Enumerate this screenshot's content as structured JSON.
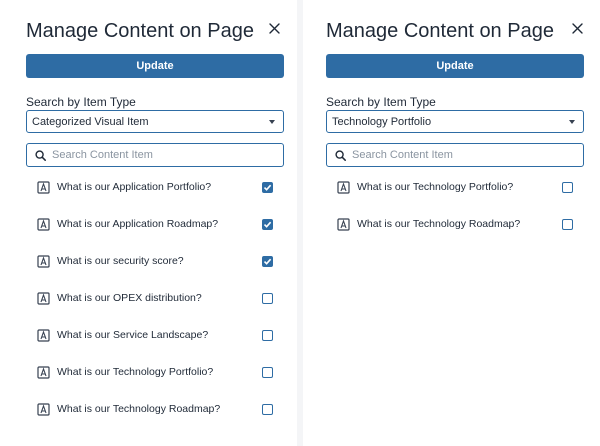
{
  "panels": [
    {
      "title": "Manage Content on Page",
      "update_label": "Update",
      "search_type_label": "Search by Item Type",
      "item_type_selected": "Categorized Visual Item",
      "search_placeholder": "Search Content Item",
      "items": [
        {
          "label": "What is our Application Portfolio?",
          "checked": true
        },
        {
          "label": "What is our Application Roadmap?",
          "checked": true
        },
        {
          "label": "What is our security score?",
          "checked": true
        },
        {
          "label": "What is our OPEX distribution?",
          "checked": false
        },
        {
          "label": "What is our Service Landscape?",
          "checked": false
        },
        {
          "label": "What is our Technology Portfolio?",
          "checked": false
        },
        {
          "label": "What is our Technology Roadmap?",
          "checked": false
        }
      ]
    },
    {
      "title": "Manage Content on Page",
      "update_label": "Update",
      "search_type_label": "Search by Item Type",
      "item_type_selected": "Technology Portfolio",
      "search_placeholder": "Search Content Item",
      "items": [
        {
          "label": "What is our Technology Portfolio?",
          "checked": false
        },
        {
          "label": "What is our Technology Roadmap?",
          "checked": false
        }
      ]
    }
  ],
  "icons": {
    "close": "close-icon",
    "search": "search-icon",
    "caret": "caret-down-icon",
    "item": "document-icon",
    "check": "check-icon"
  },
  "colors": {
    "accent": "#2e6ca4",
    "background": "#f4f5f7",
    "panel": "#ffffff",
    "text": "#1f2937"
  }
}
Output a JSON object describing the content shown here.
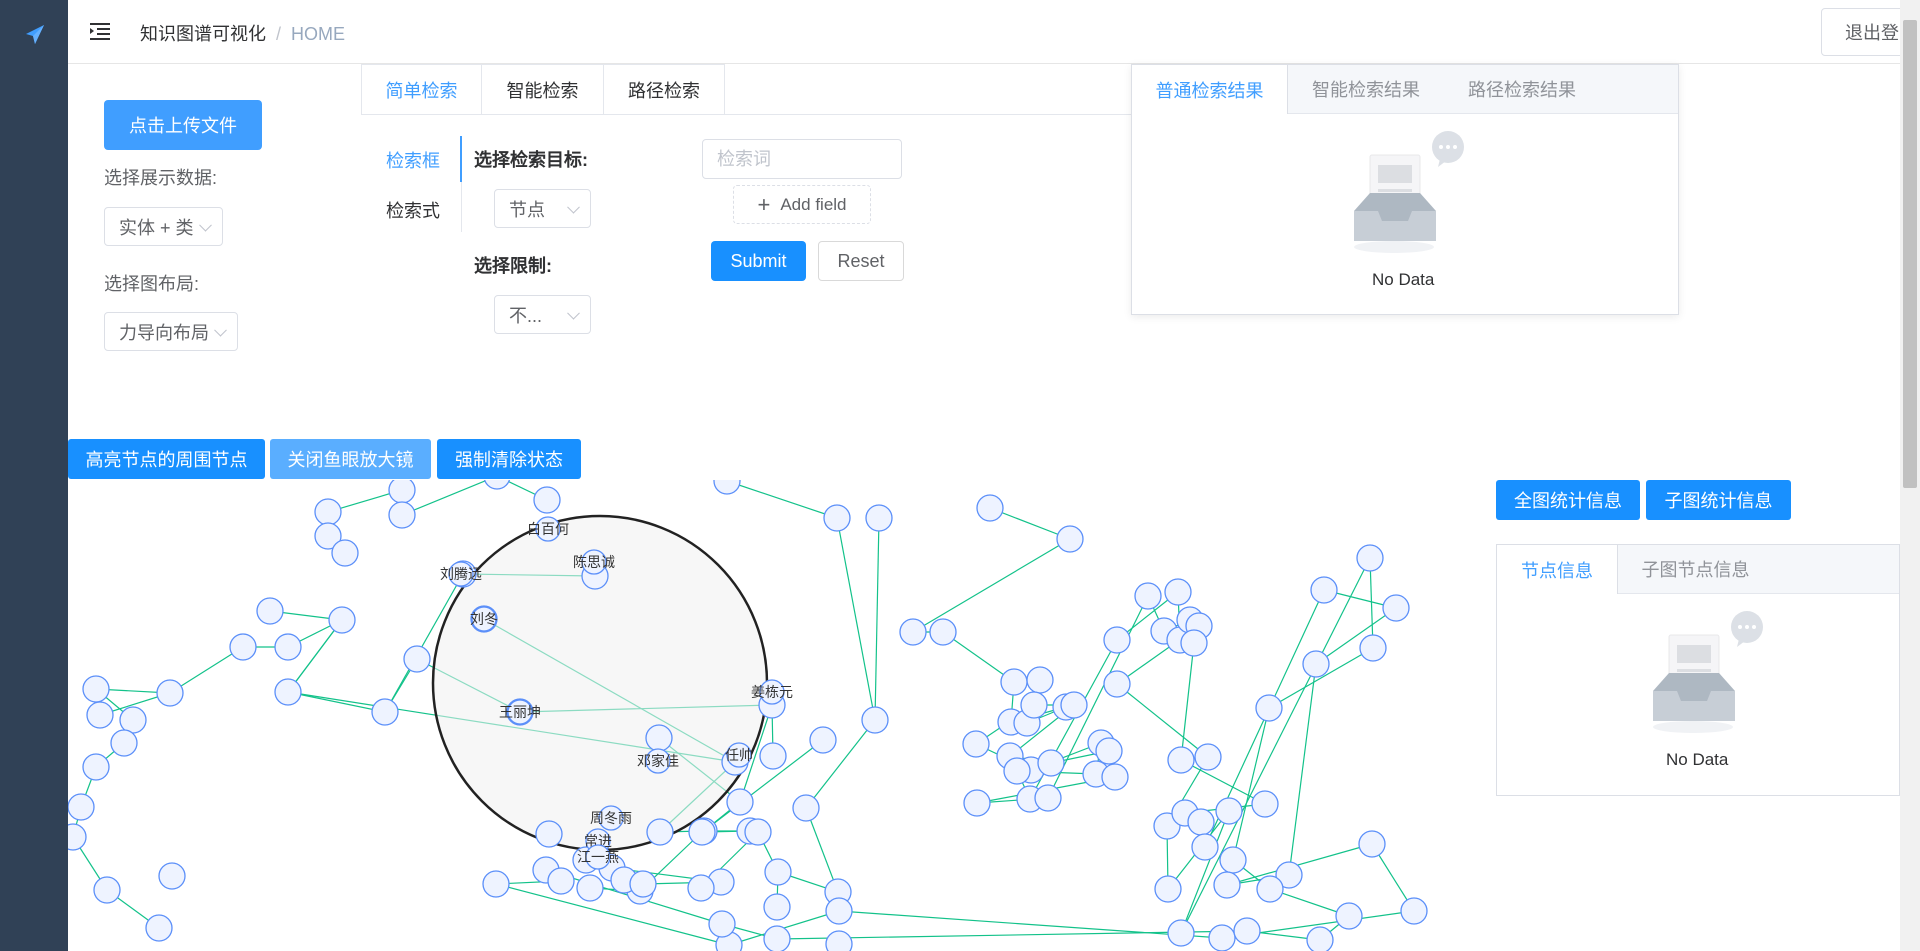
{
  "header": {
    "breadcrumb_title": "知识图谱可视化",
    "breadcrumb_sep": "/",
    "breadcrumb_home": "HOME",
    "logout_label": "退出登录"
  },
  "left_panel": {
    "upload_label": "点击上传文件",
    "data_label": "选择展示数据:",
    "data_value": "实体 + 类",
    "layout_label": "选择图布局:",
    "layout_value": "力导向布局"
  },
  "search": {
    "tabs": [
      "简单检索",
      "智能检索",
      "路径检索"
    ],
    "active_tab": "简单检索",
    "side_tabs": [
      "检索框",
      "检索式"
    ],
    "target_label": "选择检索目标:",
    "target_value": "节点",
    "limit_label": "选择限制:",
    "limit_value": "不...",
    "keyword_placeholder": "检索词",
    "add_field_label": "Add field",
    "submit_label": "Submit",
    "reset_label": "Reset"
  },
  "results": {
    "tabs": [
      "普通检索结果",
      "智能检索结果",
      "路径检索结果"
    ],
    "empty_text": "No Data"
  },
  "graph_toolbar": {
    "highlight_label": "高亮节点的周围节点",
    "fisheye_label": "关闭鱼眼放大镜",
    "clear_label": "强制清除状态"
  },
  "stats": {
    "full_label": "全图统计信息",
    "sub_label": "子图统计信息"
  },
  "node_info": {
    "tabs": [
      "节点信息",
      "子图节点信息"
    ],
    "empty_text": "No Data"
  },
  "graph": {
    "labels": [
      "白百何",
      "陈思诚",
      "刘腾远",
      "刘冬",
      "王丽坤",
      "姜栋元",
      "邓家佳",
      "任帅",
      "周冬雨",
      "常进",
      "江一燕"
    ]
  },
  "colors": {
    "sidebar": "#304156",
    "primary": "#409eff",
    "edge": "#13c28a",
    "node_stroke": "#5b8ff9",
    "node_fill": "#eef3ff"
  }
}
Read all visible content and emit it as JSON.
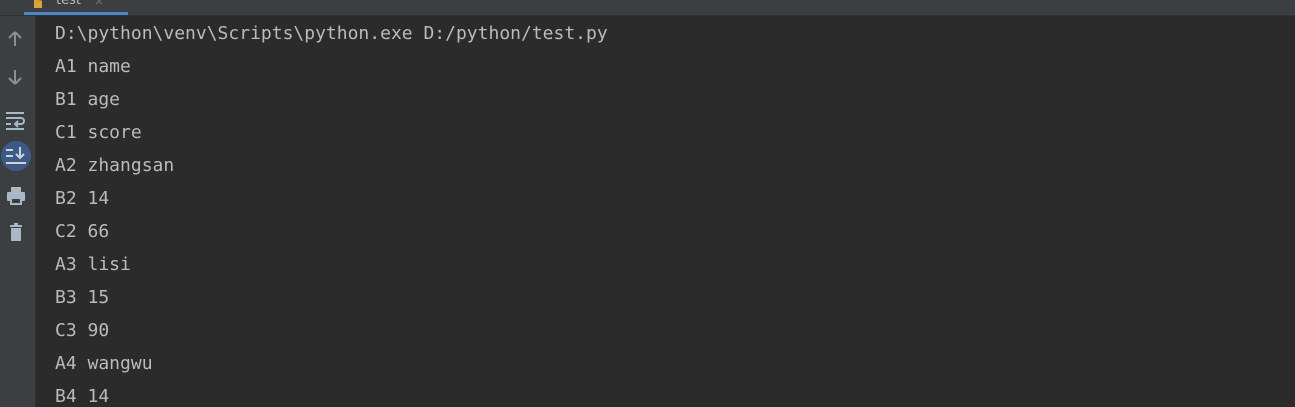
{
  "tab": {
    "label": "test",
    "close": "×",
    "icon": "python-file-icon"
  },
  "toolbar": {
    "items": [
      {
        "name": "up-arrow-icon",
        "label": "Up the stack trace"
      },
      {
        "name": "down-arrow-icon",
        "label": "Down the stack trace"
      },
      {
        "name": "soft-wrap-icon",
        "label": "Soft-wrap"
      },
      {
        "name": "scroll-to-end-icon",
        "label": "Scroll to the end",
        "active": true
      },
      {
        "name": "print-icon",
        "label": "Print"
      },
      {
        "name": "trash-icon",
        "label": "Clear all"
      }
    ]
  },
  "console": {
    "lines": [
      "D:\\python\\venv\\Scripts\\python.exe D:/python/test.py",
      "A1 name",
      "B1 age",
      "C1 score",
      "A2 zhangsan",
      "B2 14",
      "C2 66",
      "A3 lisi",
      "B3 15",
      "C3 90",
      "A4 wangwu",
      "B4 14"
    ]
  },
  "colors": {
    "background": "#2b2b2b",
    "toolbar": "#3c3f41",
    "text": "#bbbbbb",
    "accent": "#4a88c7"
  }
}
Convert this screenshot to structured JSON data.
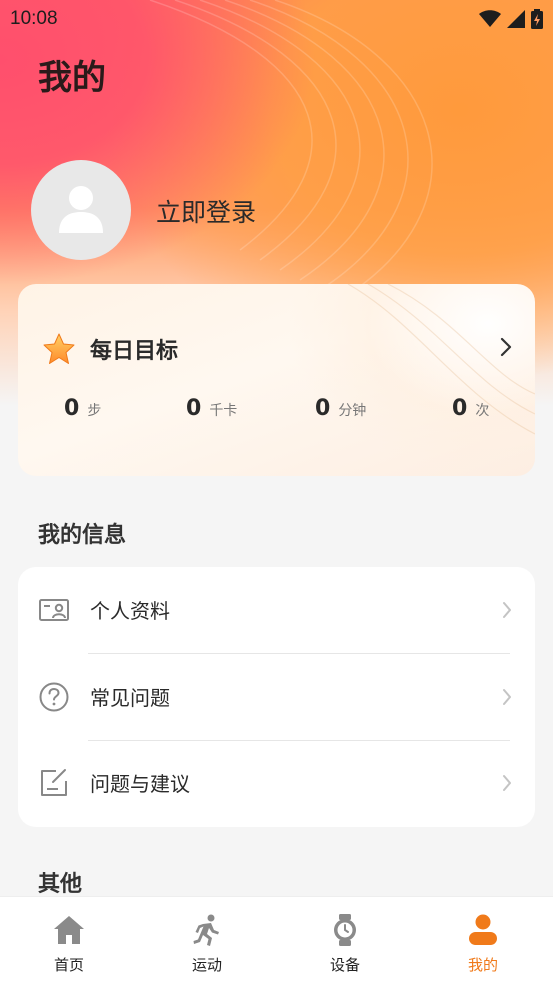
{
  "status_bar": {
    "time": "10:08"
  },
  "header": {
    "title": "我的"
  },
  "profile": {
    "login_label": "立即登录",
    "avatar_icon": "user-avatar-icon"
  },
  "daily_goal": {
    "title": "每日目标",
    "icon": "star-icon",
    "stats": [
      {
        "value": "0",
        "unit": "步"
      },
      {
        "value": "0",
        "unit": "千卡"
      },
      {
        "value": "0",
        "unit": "分钟"
      },
      {
        "value": "0",
        "unit": "次"
      }
    ]
  },
  "my_info": {
    "section_title": "我的信息",
    "items": [
      {
        "label": "个人资料",
        "icon": "profile-card-icon"
      },
      {
        "label": "常见问题",
        "icon": "question-icon"
      },
      {
        "label": "问题与建议",
        "icon": "feedback-edit-icon"
      }
    ]
  },
  "other": {
    "section_title": "其他"
  },
  "tabbar": {
    "active_color": "#f07a1a",
    "items": [
      {
        "label": "首页",
        "icon": "home-icon"
      },
      {
        "label": "运动",
        "icon": "running-icon"
      },
      {
        "label": "设备",
        "icon": "watch-icon"
      },
      {
        "label": "我的",
        "icon": "person-icon"
      }
    ]
  }
}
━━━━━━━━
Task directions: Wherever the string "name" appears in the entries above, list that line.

Solved exercise:
        "name": "up-arrow-icon",
        "name": "down-arrow-icon",
        "name": "soft-wrap-icon",
        "name": "scroll-to-end-icon",
        "name": "print-icon",
        "name": "trash-icon",
      "A1 name",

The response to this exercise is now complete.